Hill delivers ? some ? security funding
- By Diane Frank
- Nov 05, 2000
The Clinton administration received only about half of what it wanted for
many of its key governmentwide information security programs. Nevertheless,
many federal security officials are not grousing.
In fact, many are happy that Congress funded information security at
"We feel like this is manna from heaven," said Sallie McDonald, acting
director of the Office of Information Assurance and Critical Infrastructure
Protection at the General Services Administration. "It's amazing how your
perspective changes when you think you're not going to get anything."
GSA received $8 million to fund the Federal Computer Incident Response
Capability, which warns civilian agencies about cyberattacks and tracks
such attacks. GSA plans to use the money to enhance FedCIRC's offerings,
including developing a long-planned central analysis center to determine
patterns of cyberattacks across government. "We've had a very successful
program, but we haven't been able to put the resources behind it that it
needs, and now we can move forward," said McDonald, who also serves as the
deputy associate administrator of GSA's Information Systems Security Center.
This summer, the administration began to fear that Congress would not
fund any of its security programs. In many of the reports accompanying House
and Senate appropriations bills, the security programs highlighted by President
Clinton received no funding. In August, administration officials criticized
Congress for failing to fund the initiatives.
No security program received full funding, but some initiatives within
programs — such as the Scholarship for Service initiative, which is part
of the Federal Cyber Services training and education program — were fully
Security officials were pleased that many programs got any funding at
all, in particular the scholarship initiative, which will provide money
to students pursuing information security degrees in return for working
for the federal government upon graduation. "[The scholarship funding] indicates
that the concerns that some people had that no new programs would be funded
is not true," said John Tritak, director of the Critical Infrastructure
Assurance Office (CIAO). "Congress is considering things on their merits."
But the Office of Personnel Management received no money for this initiative,
meaning that the agency will only be able to support the scholarship program
in a limited capacity, according to an OPM official. Also, OPM did not receive

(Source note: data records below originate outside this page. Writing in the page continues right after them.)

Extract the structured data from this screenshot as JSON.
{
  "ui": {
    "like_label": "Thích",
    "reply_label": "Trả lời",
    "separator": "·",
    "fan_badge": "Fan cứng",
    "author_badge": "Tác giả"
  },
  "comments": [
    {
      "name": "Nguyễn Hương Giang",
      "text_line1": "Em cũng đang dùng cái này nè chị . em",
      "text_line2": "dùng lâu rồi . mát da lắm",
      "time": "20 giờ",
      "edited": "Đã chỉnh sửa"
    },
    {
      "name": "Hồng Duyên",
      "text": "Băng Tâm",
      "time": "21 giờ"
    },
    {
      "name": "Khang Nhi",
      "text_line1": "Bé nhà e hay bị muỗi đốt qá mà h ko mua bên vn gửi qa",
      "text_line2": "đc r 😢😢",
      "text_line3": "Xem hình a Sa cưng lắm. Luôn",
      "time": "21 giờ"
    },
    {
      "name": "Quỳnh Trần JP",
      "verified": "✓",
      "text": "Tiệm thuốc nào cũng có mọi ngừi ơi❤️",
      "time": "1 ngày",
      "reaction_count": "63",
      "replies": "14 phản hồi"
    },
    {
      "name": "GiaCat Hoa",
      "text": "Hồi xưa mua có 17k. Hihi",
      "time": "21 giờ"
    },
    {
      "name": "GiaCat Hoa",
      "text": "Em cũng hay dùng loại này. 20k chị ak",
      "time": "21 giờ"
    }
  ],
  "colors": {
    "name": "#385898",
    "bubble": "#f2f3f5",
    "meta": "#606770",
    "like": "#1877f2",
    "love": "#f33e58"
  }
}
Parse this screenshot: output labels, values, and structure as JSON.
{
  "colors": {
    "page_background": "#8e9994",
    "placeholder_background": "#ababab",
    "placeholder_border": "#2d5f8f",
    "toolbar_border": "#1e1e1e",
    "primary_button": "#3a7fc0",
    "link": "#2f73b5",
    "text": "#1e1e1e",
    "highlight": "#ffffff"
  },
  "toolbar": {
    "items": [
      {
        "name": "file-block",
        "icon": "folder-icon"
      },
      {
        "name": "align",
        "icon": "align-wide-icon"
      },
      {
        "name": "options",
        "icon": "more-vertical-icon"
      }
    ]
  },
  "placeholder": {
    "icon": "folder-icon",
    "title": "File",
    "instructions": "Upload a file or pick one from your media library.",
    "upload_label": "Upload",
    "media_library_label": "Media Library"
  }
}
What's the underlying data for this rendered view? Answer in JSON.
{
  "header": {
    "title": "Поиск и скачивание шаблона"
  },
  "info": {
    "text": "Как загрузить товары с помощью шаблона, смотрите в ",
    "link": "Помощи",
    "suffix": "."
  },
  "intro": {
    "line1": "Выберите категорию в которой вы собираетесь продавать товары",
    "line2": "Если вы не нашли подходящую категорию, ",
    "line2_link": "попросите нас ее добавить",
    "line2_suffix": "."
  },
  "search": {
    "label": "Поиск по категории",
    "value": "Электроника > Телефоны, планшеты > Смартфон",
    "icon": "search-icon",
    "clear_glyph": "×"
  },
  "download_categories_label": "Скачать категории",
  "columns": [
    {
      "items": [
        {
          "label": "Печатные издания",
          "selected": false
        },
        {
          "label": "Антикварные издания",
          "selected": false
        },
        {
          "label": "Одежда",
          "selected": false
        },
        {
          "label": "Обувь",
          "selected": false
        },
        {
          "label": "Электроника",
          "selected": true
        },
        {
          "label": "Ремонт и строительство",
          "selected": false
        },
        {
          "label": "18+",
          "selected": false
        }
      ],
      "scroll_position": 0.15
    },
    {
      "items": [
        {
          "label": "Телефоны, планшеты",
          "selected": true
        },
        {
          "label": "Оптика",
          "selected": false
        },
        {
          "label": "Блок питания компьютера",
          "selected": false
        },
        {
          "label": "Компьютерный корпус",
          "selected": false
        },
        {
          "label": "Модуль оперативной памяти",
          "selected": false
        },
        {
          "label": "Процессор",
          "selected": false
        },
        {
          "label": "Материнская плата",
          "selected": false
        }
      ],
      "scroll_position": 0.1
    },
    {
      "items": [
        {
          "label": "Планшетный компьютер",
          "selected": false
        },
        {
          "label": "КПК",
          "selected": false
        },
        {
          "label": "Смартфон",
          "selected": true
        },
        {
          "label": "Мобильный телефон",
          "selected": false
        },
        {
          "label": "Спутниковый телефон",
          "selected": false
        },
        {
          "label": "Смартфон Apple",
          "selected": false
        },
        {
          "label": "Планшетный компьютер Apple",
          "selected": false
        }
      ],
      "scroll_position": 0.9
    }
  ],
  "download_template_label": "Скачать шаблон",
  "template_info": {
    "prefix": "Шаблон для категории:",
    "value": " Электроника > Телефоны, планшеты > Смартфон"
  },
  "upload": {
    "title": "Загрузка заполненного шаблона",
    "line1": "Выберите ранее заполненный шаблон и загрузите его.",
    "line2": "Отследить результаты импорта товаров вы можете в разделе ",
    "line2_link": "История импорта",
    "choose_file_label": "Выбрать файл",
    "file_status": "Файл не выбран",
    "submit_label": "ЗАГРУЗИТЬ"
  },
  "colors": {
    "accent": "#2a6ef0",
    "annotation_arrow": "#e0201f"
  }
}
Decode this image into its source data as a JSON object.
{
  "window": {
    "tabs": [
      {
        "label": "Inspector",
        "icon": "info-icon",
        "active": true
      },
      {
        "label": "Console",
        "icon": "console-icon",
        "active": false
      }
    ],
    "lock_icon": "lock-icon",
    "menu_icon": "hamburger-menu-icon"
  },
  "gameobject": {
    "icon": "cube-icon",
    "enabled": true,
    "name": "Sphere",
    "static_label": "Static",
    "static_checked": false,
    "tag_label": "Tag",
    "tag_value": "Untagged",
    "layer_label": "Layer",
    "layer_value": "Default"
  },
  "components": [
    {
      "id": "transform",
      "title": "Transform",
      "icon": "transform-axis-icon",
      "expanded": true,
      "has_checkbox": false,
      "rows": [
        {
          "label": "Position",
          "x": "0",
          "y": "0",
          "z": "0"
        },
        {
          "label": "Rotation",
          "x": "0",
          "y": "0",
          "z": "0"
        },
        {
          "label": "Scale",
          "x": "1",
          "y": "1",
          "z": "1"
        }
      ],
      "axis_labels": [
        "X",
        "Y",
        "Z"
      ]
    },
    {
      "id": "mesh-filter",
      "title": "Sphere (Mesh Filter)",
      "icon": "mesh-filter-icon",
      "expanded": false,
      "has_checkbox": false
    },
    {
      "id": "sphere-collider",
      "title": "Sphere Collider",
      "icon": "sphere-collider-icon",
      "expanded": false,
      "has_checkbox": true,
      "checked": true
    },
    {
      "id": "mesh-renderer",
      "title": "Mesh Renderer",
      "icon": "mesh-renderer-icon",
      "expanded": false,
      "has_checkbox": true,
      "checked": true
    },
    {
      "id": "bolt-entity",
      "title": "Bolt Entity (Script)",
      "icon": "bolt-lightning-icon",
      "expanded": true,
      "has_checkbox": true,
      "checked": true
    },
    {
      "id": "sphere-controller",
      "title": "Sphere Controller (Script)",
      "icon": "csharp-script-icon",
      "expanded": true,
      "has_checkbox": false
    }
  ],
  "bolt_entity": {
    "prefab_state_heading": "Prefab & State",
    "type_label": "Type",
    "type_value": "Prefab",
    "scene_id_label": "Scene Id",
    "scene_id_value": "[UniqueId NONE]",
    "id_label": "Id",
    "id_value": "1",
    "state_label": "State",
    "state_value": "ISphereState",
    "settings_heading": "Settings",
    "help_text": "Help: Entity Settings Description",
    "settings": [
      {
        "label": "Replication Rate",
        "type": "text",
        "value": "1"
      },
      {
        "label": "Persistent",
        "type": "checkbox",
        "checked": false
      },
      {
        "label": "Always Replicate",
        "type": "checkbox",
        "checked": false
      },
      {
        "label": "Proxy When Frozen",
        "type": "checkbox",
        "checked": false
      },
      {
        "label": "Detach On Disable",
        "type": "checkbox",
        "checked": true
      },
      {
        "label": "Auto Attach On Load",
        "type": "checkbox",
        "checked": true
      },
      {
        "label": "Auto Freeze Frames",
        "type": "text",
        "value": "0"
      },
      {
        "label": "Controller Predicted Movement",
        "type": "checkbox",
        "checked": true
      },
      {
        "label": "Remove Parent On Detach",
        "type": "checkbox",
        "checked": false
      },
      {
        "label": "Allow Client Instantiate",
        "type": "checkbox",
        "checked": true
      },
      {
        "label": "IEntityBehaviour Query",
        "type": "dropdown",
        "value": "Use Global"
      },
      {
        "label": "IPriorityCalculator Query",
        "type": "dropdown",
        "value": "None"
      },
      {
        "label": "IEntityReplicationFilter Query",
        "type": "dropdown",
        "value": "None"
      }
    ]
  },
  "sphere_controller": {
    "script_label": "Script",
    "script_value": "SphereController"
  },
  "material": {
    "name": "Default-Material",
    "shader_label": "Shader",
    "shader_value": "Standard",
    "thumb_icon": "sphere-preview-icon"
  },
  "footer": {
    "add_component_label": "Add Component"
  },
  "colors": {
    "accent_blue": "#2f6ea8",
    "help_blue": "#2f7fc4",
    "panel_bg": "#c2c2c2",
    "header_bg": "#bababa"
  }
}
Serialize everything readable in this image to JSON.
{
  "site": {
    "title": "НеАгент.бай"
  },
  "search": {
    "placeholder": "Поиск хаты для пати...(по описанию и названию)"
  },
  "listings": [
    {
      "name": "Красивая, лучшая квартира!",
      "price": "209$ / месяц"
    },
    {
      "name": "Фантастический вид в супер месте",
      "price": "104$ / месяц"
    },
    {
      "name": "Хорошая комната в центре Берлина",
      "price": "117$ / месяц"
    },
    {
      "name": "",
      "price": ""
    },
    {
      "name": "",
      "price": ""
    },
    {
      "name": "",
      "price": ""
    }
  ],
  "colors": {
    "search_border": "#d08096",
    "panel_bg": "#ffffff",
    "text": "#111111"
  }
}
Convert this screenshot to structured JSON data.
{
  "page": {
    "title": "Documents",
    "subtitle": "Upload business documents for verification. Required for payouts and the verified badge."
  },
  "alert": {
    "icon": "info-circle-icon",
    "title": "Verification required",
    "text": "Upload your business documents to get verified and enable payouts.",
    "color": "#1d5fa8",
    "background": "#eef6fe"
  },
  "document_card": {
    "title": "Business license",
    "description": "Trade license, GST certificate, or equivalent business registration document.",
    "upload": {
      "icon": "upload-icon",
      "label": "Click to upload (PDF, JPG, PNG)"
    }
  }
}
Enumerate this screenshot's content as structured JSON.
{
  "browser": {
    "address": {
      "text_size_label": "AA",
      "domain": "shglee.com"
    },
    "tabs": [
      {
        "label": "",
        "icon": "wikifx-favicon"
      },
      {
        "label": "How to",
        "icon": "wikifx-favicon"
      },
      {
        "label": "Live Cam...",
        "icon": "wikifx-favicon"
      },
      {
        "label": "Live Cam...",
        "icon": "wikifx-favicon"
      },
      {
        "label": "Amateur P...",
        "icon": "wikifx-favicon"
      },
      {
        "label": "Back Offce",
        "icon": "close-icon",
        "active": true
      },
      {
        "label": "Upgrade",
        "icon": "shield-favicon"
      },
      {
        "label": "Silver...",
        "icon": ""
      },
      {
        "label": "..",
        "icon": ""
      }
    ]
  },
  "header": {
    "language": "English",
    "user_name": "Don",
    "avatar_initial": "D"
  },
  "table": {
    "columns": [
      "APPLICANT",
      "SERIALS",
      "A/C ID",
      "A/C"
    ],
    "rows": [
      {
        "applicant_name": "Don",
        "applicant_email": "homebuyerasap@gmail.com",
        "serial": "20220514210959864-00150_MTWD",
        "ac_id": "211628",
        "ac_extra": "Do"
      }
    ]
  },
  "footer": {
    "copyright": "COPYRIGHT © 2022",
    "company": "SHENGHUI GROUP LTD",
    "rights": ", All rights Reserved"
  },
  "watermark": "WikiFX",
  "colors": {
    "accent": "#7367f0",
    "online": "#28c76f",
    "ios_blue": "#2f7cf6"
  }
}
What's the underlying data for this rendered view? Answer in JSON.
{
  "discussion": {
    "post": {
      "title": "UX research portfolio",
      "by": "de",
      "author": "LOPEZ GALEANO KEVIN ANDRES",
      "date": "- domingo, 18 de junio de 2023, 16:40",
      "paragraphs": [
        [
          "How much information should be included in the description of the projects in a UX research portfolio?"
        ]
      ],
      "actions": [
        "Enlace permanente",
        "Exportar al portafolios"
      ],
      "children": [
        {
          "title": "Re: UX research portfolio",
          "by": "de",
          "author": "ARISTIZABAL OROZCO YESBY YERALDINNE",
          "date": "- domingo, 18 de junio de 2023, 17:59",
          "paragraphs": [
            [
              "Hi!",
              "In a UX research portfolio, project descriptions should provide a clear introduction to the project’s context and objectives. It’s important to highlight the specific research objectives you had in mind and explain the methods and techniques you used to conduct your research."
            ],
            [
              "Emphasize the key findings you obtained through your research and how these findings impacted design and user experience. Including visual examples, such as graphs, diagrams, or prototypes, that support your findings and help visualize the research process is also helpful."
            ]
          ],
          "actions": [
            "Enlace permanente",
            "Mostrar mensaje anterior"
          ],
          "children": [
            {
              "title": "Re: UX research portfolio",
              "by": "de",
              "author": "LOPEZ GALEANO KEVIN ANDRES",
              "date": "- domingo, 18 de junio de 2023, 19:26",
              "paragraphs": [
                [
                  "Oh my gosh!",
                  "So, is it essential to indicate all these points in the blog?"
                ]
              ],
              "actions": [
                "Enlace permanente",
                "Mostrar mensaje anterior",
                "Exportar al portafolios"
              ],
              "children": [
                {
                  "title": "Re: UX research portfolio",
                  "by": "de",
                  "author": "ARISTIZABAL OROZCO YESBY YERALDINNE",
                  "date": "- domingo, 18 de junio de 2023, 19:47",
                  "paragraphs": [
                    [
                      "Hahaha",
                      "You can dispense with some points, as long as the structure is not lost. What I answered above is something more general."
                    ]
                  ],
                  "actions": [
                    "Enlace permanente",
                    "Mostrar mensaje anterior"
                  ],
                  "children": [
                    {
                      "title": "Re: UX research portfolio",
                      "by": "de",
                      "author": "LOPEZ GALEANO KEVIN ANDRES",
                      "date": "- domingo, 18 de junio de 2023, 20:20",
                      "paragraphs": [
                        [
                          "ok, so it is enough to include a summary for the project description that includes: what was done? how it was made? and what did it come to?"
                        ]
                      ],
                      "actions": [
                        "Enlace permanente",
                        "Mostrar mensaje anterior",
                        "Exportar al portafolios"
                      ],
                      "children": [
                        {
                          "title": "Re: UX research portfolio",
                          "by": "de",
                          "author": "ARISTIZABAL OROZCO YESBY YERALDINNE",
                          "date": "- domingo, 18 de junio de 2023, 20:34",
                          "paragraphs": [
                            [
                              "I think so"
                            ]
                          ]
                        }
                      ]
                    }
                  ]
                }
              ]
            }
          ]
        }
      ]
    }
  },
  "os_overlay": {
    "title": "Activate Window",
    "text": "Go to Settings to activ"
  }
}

funding for the other initiatives under the Federal Cyber Services, including
training and certification for current federal security professionals.
"We are exploring options to continue getting the program moving, but
obviously we will be going slower," said Shirley Malia, Federal Cyber Services
program director at the CIAO. "We will be going back the second year when
we can show progress."
The Treasury Department also received only partial funding for governmentwide
public-key infrastructure initiatives to use digital certificates to authenticate
and authorize users. Most of the $3.5 million it received, which represents
half of what the administration asked for, will be used to start up the
Federal Bridge Certification Authority. This is the mechanism developed
by the Federal PKI Steering Committee to enable any agency to accept certificates
issued by any other agency.
The Commerce Department's National Institute of Standards and Technology,
which is in charge of several government-wide security initiatives, could
receive some money once the funding bill for the department is passed and
Included in the bill is $3 million for an Expert Review Team, which
will provide assistance to agencies developing critical infrastructure protection
plans under Presidential Decision Directive 63. The directive requires
agencies to protect systems supporting the nation's critical infrastructure.
NIST received no funding for the Institute for Information Infrastructure
Protection, which the administration intended to create to serve as a center
for critical infrastructure protection research and development grants that
would fill the gaps in government and commercial research.